Thought-provoking poetry, socially conscious craftsmanship, and a live DJ energized Barnard Hall’s James Room at the sixth annual New York City Feminist Zinefest on March 25.
Over 70 booths and an estimated 700 guests attended this year’s festival. The festival, which is unaffiliated with Barnard, made its first appearance at the Brooklyn Commons in 2012. Barnard has been the festival’s venue since 2014 thanks to alumna connections and the efforts of the current Barnard Zine Librarian, Jenna Freedman, who participated in the inaugural festival.
The free event, which advertises itself as an all-ages and trans-positive space, has also served as an inspiration for the Massachusetts Feminist Zinefest, Feminist Zine Fest Pittsburgh, and the Hamilton Feminist Zine Fair.
Sellers and zine makers presented a range of content and products, including zines, patches, pins, and tote bags with their feminist and political inclinations reflected in the craft. While some booths communicated broader feminist messages, others represented specific organizations or causes, such as La Horchata Zine, which focuses on artists with Central American ancestry, and We’re Hir, We’re Queer, a Brazilian-American collective which publishes works primarily by non-male, queer, and transgender people.
One organization present was the Doula Project, a non-profit dedicated to supporting people throughout all stages of their pregnancy. Their first zine—“DIY Doula: Self-Care for Before, During, & After Your Abortion”—was also sold at last year’s festival.

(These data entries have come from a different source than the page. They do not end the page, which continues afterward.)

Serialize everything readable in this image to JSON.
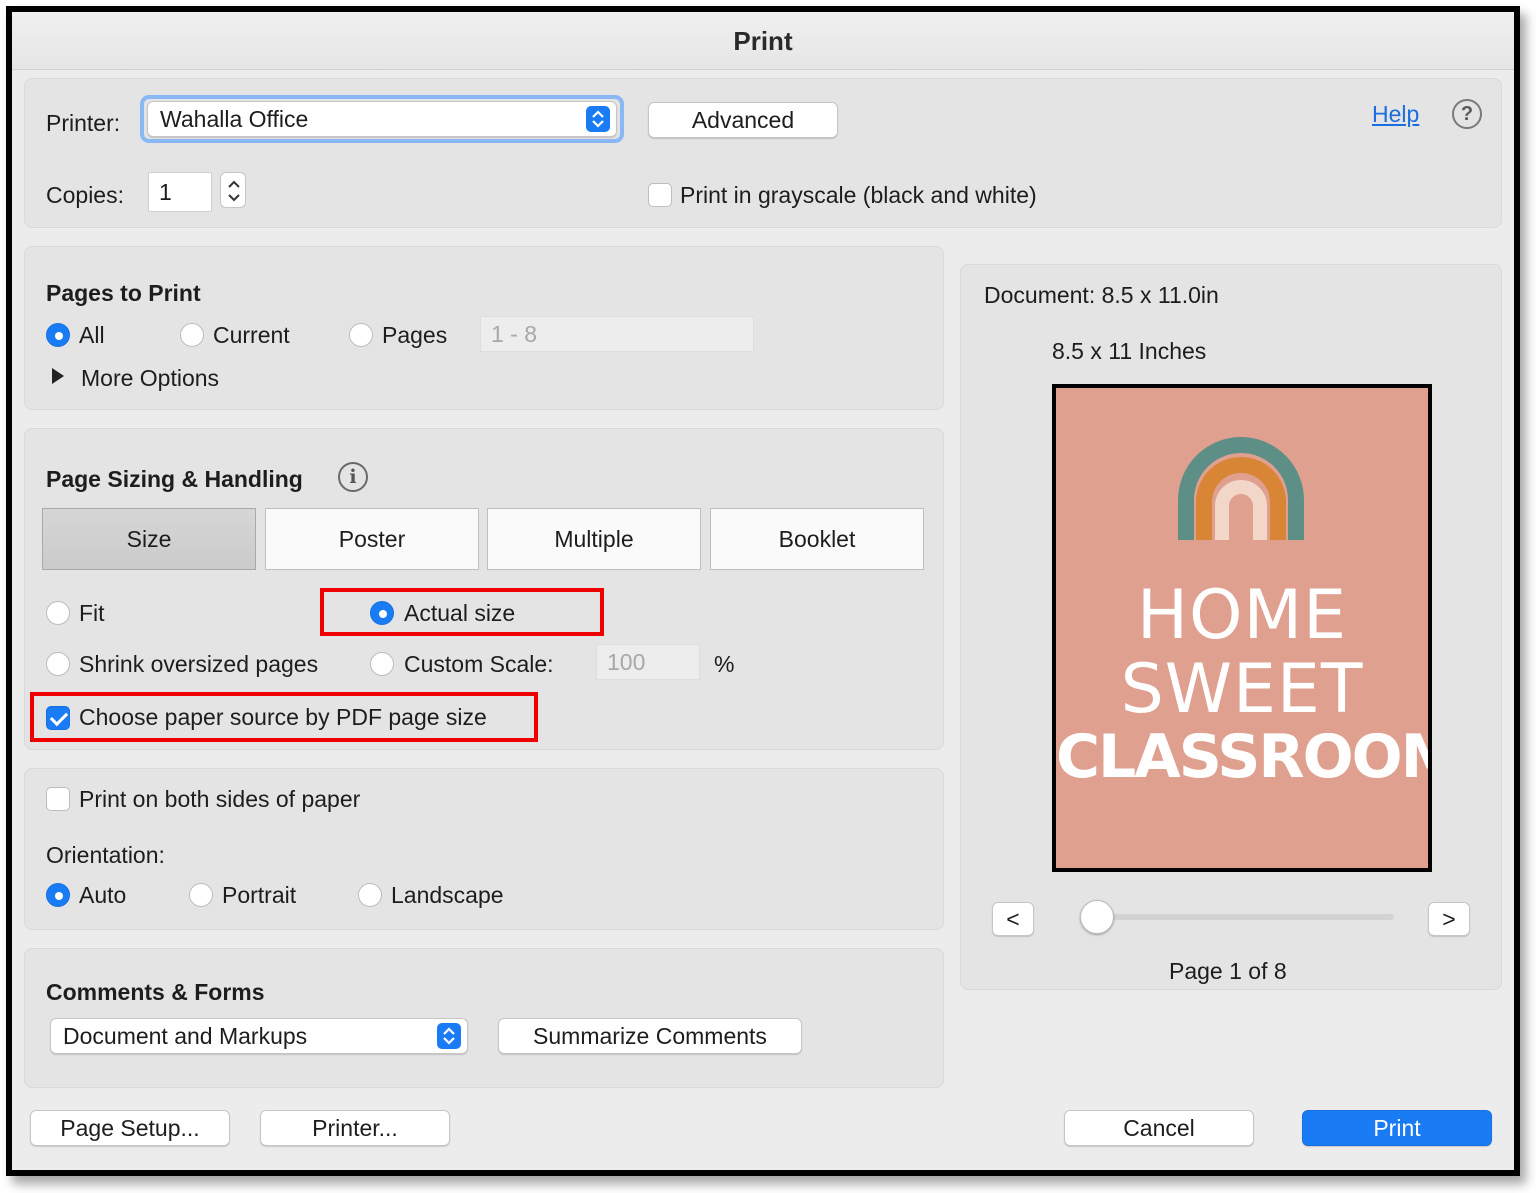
{
  "window": {
    "title": "Print"
  },
  "printer": {
    "label": "Printer:",
    "selected": "Wahalla Office",
    "advanced_button": "Advanced",
    "help_link": "Help",
    "help_icon": "question-circle-icon",
    "copies_label": "Copies:",
    "copies_value": "1",
    "grayscale_label": "Print in grayscale (black and white)",
    "grayscale_checked": false
  },
  "pages_to_print": {
    "title": "Pages to Print",
    "options": {
      "all": "All",
      "current": "Current",
      "pages": "Pages"
    },
    "selected": "All",
    "pages_range_placeholder": "1 - 8",
    "more_options": "More Options"
  },
  "page_sizing": {
    "title": "Page Sizing & Handling",
    "info_icon": "info-icon",
    "tabs": [
      "Size",
      "Poster",
      "Multiple",
      "Booklet"
    ],
    "selected_tab": "Size",
    "fit_label": "Fit",
    "actual_size_label": "Actual size",
    "shrink_label": "Shrink oversized pages",
    "custom_scale_label": "Custom Scale:",
    "custom_scale_value": "100",
    "percent_label": "%",
    "selected_option": "Actual size",
    "paper_source_label": "Choose paper source by PDF page size",
    "paper_source_checked": true
  },
  "duplex": {
    "both_sides_label": "Print on both sides of paper",
    "both_sides_checked": false,
    "orientation_label": "Orientation:",
    "orientation_options": {
      "auto": "Auto",
      "portrait": "Portrait",
      "landscape": "Landscape"
    },
    "selected": "Auto"
  },
  "comments_forms": {
    "title": "Comments & Forms",
    "selected": "Document and Markups",
    "summarize_button": "Summarize Comments"
  },
  "preview": {
    "document_label": "Document: 8.5 x 11.0in",
    "size_label": "8.5 x 11 Inches",
    "poster_lines": [
      "HOME",
      "SWEET",
      "CLASSROOM"
    ],
    "prev_button": "<",
    "next_button": ">",
    "page_indicator": "Page 1 of 8",
    "slider_page": 1,
    "page_count": 8,
    "page_color": "#dfa090"
  },
  "footer": {
    "page_setup_button": "Page Setup...",
    "printer_button": "Printer...",
    "cancel_button": "Cancel",
    "print_button": "Print"
  },
  "colors": {
    "accent": "#1a7cf5",
    "highlight": "#ee0000"
  }
}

Doula Project representative Mick Moran spoke on why they believe zines are a more effective means of communicating potentially sensitive information.
“Zines are a way of creating access to things that aren’t talked about in the media,” Moran said. “They’re inexpensive, you don’t have someone else telling you what you can or can’t say, and they have a history of being political. You are the media with zines, and we actually host our entire zine online as a PDF, because while we sell them and take donations at places like this zinefest, we want people to have as much access as they can.”
Festival organizer Jordan Alam, BC ’13, spoke about what the zinefest looks for in its vendors and the products they will bring.
“On a structural level, we make a curated decision about what we consider a zine, and the other decisions we make are representational based,” Alam said. “How many people of color are we bringing into the space? Do we have trans voices in the space? Do we have space for people who are differently abled, and all of that, just so we have a variety of voices.”
Alam elaborated on where the need for a feminist zinefest stems from, and how themed spaces or art fairs can construct a safe and inclusive community.
“Art fairs are supposed to be open, but they don’t necessarily set up parameters that say, ‘We’re gonna make it safer for folks who identify in a certain way, or who are black and brown folks, et cetera.’ Not to say that we’re not learning in that process, but I think the fact is we set out with an intention,” Alam said.
Festival co-founder Elvis Wolf spoke of the relationship between Feminist Zinefest and Barnard, which has served as its venue for the past five years.
“Barnard being a school that costs over $60,000 to go here is always in tension with something about zines that are non-commercial,” Wolf said. “That alone is a weird tension, and I think people have different feelings about entering a very academic space, depending on their experiences in the past with those spaces. We try to bring something cool here, and I hope that’s how people perceive it, because we aren’t synonymous with Barnard College.”